With heavy hearts…
September 16, 2016
First, we grieve.
Two young boys, friends just 13, died here this week, days apart. They enjoyed their skateboards and dirt bikes and stuff newly teenage boys enjoy. They did not die from a car crash or a fire or a terminal illness. They died from bad judgement. From making a bad decision they thought they could outlive. There is no indication they meant to die from experimenting with a dangerous substance that they did not know was highly lethal.

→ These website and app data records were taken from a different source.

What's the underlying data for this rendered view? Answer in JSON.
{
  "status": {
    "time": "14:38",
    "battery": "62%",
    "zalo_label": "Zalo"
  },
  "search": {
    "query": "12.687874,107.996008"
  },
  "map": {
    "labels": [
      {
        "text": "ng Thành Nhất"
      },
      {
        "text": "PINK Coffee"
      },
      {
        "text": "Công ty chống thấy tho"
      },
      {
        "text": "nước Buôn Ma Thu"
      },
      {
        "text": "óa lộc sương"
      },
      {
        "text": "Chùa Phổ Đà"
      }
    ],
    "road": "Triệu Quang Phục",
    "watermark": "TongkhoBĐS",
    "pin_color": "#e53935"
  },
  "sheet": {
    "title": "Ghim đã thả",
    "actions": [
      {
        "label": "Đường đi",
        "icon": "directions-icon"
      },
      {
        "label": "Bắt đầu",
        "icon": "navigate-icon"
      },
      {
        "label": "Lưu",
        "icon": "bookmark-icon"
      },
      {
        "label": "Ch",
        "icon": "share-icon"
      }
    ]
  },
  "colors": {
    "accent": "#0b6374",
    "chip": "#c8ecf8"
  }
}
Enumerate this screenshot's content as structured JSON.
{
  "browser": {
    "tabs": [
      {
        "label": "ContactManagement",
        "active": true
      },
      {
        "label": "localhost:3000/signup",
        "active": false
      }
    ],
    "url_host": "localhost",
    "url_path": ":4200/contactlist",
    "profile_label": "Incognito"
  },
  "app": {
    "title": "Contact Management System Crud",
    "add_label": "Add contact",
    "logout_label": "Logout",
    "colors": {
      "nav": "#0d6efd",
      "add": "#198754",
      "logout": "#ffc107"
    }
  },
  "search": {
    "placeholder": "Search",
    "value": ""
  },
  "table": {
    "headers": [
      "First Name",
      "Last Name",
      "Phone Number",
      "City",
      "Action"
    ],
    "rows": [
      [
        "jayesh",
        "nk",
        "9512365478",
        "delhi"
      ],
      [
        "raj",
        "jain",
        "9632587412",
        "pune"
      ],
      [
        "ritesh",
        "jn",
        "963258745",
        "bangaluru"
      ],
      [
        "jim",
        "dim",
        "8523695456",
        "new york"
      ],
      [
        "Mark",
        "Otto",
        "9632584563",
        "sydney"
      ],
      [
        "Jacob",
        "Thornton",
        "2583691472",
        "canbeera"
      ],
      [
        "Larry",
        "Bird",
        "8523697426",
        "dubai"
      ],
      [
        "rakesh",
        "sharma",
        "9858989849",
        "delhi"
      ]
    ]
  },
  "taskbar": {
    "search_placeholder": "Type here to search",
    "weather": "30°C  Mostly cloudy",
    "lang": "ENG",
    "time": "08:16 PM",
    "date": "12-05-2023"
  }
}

There will be time enough for the conversations about drugs in our schools/our community/the times we live. Brutal, tough conversations, perhaps finally now, about the number of deaths in the past two years in our town, of young people under the age of 30, that were all opiate related. Deaths whose cause have been whispered about but not discussed. Because make no mistake — these two boys were part of an epidemic here of massive drug abuse in our town among young people.
And there might even be blame to be dealt to who supplied the drugs to those children. We all carry a piece of the burden for not paying closer attention to the neighbor's kid. Not asking questions when we understood there to be changes in their friends and lifestyle choices. There will be time for all those questions to be asked.
But for now, just for this week, we grieve. With one heart we mourn the dead child that could have been ours, because they all make questionable choices — even bad choices — and by some measure of grace most survive. We open our hearts to those moms and dads who will spend the rest of their lives grieving their sons, their boys who will not grow into men.
We need to stop talking about what makes a community and be a community. Nobody needs another casserole — they need compassion. A handwritten note. A single flower, hand delivered. A full-bodied hug. And what each of the families needs is that you not forget them — three weeks from now, three months, three years — after all the attention and stories have faded from the news cycle.
Every day the school is trying to educate students in the basic subjects and in basic living skills to keep them safe. The teachers work impossibly hard — Bob and Julie and Nancy — to provide them with educational tools and basic living tools, even, often, personal hygiene products. The superintendent, Ember, takes her tender heart to work each day and tries to find where fair intersects with fear. And how to help the students and teachers and parents navigate the choppy waters of adolescence. Our police chief, Wade, and fire chief, Paul, and our sheriff, Justin — and their staff — try to holster emotions and wrangle the real bad guys and redirect the real dumb guys. The delicate balance in a resort community is a complicated dance between law and leisure.
Mistakes kill us. And dumb decisions kill us. And ill winds kill us. And fate kills us. And old age. And disease. Adolescence wasn't meant to kill us. Maim us a little, yes. Toughen us. Define us. Bruise us. Inform us. But never actually kill us.
And the platitudes…."You'll feel better in time." "God's will." " Better place." Stop! Just be sad with these families. Cry with each other. Acknowledge this is rare and abnormal and out of the order of the universe. Hold each other. Touch is good. Let your children see you sad. Let them see how it would break you to have them gone. Let them know they can talk to you about the messy stuff. Or they can talk to another adult. There are bunches in town — at school, at various organizations and churches and charities and the neighborhood — who are ready with a hug and a beverage and a conversation. Everything is fixable if you share the problem. It is the bottled up stuff that creates the pressure that seeks release.
We can't heal if we can't grieve. Hearts filled with heavy sorrow are painful but not empty. Young boys who lived among us just days ago are forever gone now and we need to grieve them — and grieve with — each other.
The boys were friends. Grant and Ryan. They belonged to us here in Park City. They grew up here. Played on our streets, rode bikes on the jumps, skateboarded uptown. They were floppy-haired boys in sweatshirts that last week looked like all the other floppy-haired boys in sweatshirts.
And now they are dead.
To everything there is a season, the Bible tells us. "A time to weep, and a time to laugh; a time to mourn …" This week we should allow sadness to cloud our conversations. We should acknowledge there are apparent mysteries that cannot be understood by a forensics report. Layers of mystery and decisions and judgements and perhaps eventually somewhere, grace. The grace that will lead us home. Together. Not yet, not today, but somewhere down a mountain road….some Sunday in our Park…
Teri Orr is a former editor of The Park Record. She is the director of the Park City Institute, which provides programming for the George S. and Dolores Doré Eccles Center for the Performing Arts.